[Excerpts from a dataset]
---*---

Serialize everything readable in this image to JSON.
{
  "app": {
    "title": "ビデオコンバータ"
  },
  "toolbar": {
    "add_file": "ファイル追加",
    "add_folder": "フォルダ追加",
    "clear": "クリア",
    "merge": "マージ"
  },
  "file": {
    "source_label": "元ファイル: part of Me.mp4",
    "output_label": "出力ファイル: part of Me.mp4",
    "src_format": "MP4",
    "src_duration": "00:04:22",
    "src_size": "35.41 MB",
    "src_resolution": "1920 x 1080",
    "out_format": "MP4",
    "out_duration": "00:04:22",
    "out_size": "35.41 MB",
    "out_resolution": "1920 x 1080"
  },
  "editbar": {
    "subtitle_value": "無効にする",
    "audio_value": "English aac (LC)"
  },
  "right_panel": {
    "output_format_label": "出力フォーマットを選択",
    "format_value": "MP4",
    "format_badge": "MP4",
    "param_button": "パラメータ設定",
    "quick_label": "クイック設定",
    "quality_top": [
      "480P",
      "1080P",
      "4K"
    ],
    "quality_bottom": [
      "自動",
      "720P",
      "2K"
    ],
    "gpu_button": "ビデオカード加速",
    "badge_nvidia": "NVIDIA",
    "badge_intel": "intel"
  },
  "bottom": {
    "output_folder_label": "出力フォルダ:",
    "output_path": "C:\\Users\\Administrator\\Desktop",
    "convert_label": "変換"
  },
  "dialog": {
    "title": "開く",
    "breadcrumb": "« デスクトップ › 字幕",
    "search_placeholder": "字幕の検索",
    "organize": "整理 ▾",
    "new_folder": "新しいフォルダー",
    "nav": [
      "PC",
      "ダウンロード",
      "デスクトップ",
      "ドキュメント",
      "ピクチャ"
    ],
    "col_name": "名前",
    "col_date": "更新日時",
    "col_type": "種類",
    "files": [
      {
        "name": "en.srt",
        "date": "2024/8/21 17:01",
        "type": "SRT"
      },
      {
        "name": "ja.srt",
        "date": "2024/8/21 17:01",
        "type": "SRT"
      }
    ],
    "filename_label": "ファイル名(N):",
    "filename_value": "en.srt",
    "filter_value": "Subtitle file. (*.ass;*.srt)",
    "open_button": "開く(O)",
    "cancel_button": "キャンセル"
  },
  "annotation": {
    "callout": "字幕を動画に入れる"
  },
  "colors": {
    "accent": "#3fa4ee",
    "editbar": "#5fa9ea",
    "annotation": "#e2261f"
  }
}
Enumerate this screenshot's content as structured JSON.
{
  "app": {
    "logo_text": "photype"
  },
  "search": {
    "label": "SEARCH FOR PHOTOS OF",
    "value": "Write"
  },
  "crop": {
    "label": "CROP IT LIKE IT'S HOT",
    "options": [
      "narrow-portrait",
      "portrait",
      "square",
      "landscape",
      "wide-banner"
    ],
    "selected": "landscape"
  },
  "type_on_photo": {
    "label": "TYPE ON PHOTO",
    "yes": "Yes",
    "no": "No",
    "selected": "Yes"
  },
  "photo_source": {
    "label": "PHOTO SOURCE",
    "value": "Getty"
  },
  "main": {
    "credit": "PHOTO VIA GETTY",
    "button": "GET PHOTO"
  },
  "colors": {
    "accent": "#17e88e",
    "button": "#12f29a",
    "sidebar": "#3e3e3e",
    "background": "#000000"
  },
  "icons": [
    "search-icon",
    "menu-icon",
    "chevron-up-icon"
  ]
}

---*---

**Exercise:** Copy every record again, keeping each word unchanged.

**Output:**
Serialize everything readable in this image to JSON.
{
  "app": {
    "title": "ビデオコンバータ"
  },
  "toolbar": {
    "add_file": "ファイル追加",
    "add_folder": "フォルダ追加",
    "clear": "クリア",
    "merge": "マージ"
  },
  "file": {
    "source_label": "元ファイル: part of Me.mp4",
    "output_label": "出力ファイル: part of Me.mp4",
    "src_format": "MP4",
    "src_duration": "00:04:22",
    "src_size": "35.41 MB",
    "src_resolution": "1920 x 1080",
    "out_format": "MP4",
    "out_duration": "00:04:22",
    "out_size": "35.41 MB",
    "out_resolution": "1920 x 1080"
  },
  "editbar": {
    "subtitle_value": "無効にする",
    "audio_value": "English aac (LC)"
  },
  "right_panel": {
    "output_format_label": "出力フォーマットを選択",
    "format_value": "MP4",
    "format_badge": "MP4",
    "param_button": "パラメータ設定",
    "quick_label": "クイック設定",
    "quality_top": [
      "480P",
      "1080P",
      "4K"
    ],
    "quality_bottom": [
      "自動",
      "720P",
      "2K"
    ],
    "gpu_button": "ビデオカード加速",
    "badge_nvidia": "NVIDIA",
    "badge_intel": "intel"
  },
  "bottom": {
    "output_folder_label": "出力フォルダ:",
    "output_path": "C:\\Users\\Administrator\\Desktop",
    "convert_label": "変換"
  },
  "dialog": {
    "title": "開く",
    "breadcrumb": "« デスクトップ › 字幕",
    "search_placeholder": "字幕の検索",
    "organize": "整理 ▾",
    "new_folder": "新しいフォルダー",
    "nav": [
      "PC",
      "ダウンロード",
      "デスクトップ",
      "ドキュメント",
      "ピクチャ"
    ],
    "col_name": "名前",
    "col_date": "更新日時",
    "col_type": "種類",
    "files": [
      {
        "name": "en.srt",
        "date": "2024/8/21 17:01",
        "type": "SRT"
      },
      {
        "name": "ja.srt",
        "date": "2024/8/21 17:01",
        "type": "SRT"
      }
    ],
    "filename_label": "ファイル名(N):",
    "filename_value": "en.srt",
    "filter_value": "Subtitle file. (*.ass;*.srt)",
    "open_button": "開く(O)",
    "cancel_button": "キャンセル"
  },
  "annotation": {
    "callout": "字幕を動画に入れる"
  },
  "colors": {
    "accent": "#3fa4ee",
    "editbar": "#5fa9ea",
    "annotation": "#e2261f"
  }
}
Enumerate this screenshot's content as structured JSON.
{
  "app": {
    "logo_text": "photype"
  },
  "search": {
    "label": "SEARCH FOR PHOTOS OF",
    "value": "Write"
  },
  "crop": {
    "label": "CROP IT LIKE IT'S HOT",
    "options": [
      "narrow-portrait",
      "portrait",
      "square",
      "landscape",
      "wide-banner"
    ],
    "selected": "landscape"
  },
  "type_on_photo": {
    "label": "TYPE ON PHOTO",
    "yes": "Yes",
    "no": "No",
    "selected": "Yes"
  },
  "photo_source": {
    "label": "PHOTO SOURCE",
    "value": "Getty"
  },
  "main": {
    "credit": "PHOTO VIA GETTY",
    "button": "GET PHOTO"
  },
  "colors": {
    "accent": "#17e88e",
    "button": "#12f29a",
    "sidebar": "#3e3e3e",
    "background": "#000000"
  },
  "icons": [
    "search-icon",
    "menu-icon",
    "chevron-up-icon"
  ]
}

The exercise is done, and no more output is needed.